The entries follow. Please return all of them exactly.

Source data:
────────────────────────────────────────

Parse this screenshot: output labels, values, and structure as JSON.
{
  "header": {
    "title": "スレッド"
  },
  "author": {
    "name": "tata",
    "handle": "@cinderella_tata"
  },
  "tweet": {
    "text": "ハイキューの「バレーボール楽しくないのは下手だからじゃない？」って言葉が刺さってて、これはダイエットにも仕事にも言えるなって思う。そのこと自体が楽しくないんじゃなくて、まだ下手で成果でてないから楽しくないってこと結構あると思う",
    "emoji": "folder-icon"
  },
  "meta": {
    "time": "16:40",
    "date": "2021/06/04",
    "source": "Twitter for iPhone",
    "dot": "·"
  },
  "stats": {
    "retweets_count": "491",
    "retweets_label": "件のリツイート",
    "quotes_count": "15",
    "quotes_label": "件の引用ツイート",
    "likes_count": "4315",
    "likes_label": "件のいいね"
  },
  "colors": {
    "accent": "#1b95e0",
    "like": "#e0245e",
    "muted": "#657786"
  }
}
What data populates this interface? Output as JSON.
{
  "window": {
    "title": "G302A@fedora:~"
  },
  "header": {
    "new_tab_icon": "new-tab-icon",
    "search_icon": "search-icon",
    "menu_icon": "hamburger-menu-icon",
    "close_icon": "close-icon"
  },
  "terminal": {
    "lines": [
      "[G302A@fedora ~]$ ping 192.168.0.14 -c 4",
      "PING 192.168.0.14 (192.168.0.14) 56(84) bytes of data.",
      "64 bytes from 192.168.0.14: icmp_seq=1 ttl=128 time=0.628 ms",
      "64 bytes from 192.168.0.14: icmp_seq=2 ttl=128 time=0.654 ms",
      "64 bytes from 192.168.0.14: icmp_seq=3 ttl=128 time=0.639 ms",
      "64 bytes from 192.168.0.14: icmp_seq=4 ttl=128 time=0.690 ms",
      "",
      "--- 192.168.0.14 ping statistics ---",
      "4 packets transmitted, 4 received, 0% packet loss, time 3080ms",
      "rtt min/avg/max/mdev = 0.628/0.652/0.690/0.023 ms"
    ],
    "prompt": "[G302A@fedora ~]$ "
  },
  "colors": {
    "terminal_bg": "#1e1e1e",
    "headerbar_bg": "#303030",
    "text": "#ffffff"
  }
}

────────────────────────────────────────

• [EXPECTED ANSWER]:
Parse this screenshot: output labels, values, and structure as JSON.
{
  "header": {
    "title": "スレッド"
  },
  "author": {
    "name": "tata",
    "handle": "@cinderella_tata"
  },
  "tweet": {
    "text": "ハイキューの「バレーボール楽しくないのは下手だからじゃない？」って言葉が刺さってて、これはダイエットにも仕事にも言えるなって思う。そのこと自体が楽しくないんじゃなくて、まだ下手で成果でてないから楽しくないってこと結構あると思う",
    "emoji": "folder-icon"
  },
  "meta": {
    "time": "16:40",
    "date": "2021/06/04",
    "source": "Twitter for iPhone",
    "dot": "·"
  },
  "stats": {
    "retweets_count": "491",
    "retweets_label": "件のリツイート",
    "quotes_count": "15",
    "quotes_label": "件の引用ツイート",
    "likes_count": "4315",
    "likes_label": "件のいいね"
  },
  "colors": {
    "accent": "#1b95e0",
    "like": "#e0245e",
    "muted": "#657786"
  }
}
What data populates this interface? Output as JSON.
{
  "window": {
    "title": "G302A@fedora:~"
  },
  "header": {
    "new_tab_icon": "new-tab-icon",
    "search_icon": "search-icon",
    "menu_icon": "hamburger-menu-icon",
    "close_icon": "close-icon"
  },
  "terminal": {
    "lines": [
      "[G302A@fedora ~]$ ping 192.168.0.14 -c 4",
      "PING 192.168.0.14 (192.168.0.14) 56(84) bytes of data.",
      "64 bytes from 192.168.0.14: icmp_seq=1 ttl=128 time=0.628 ms",
      "64 bytes from 192.168.0.14: icmp_seq=2 ttl=128 time=0.654 ms",
      "64 bytes from 192.168.0.14: icmp_seq=3 ttl=128 time=0.639 ms",
      "64 bytes from 192.168.0.14: icmp_seq=4 ttl=128 time=0.690 ms",
      "",
      "--- 192.168.0.14 ping statistics ---",
      "4 packets transmitted, 4 received, 0% packet loss, time 3080ms",
      "rtt min/avg/max/mdev = 0.628/0.652/0.690/0.023 ms"
    ],
    "prompt": "[G302A@fedora ~]$ "
  },
  "colors": {
    "terminal_bg": "#1e1e1e",
    "headerbar_bg": "#303030",
    "text": "#ffffff"
  }
}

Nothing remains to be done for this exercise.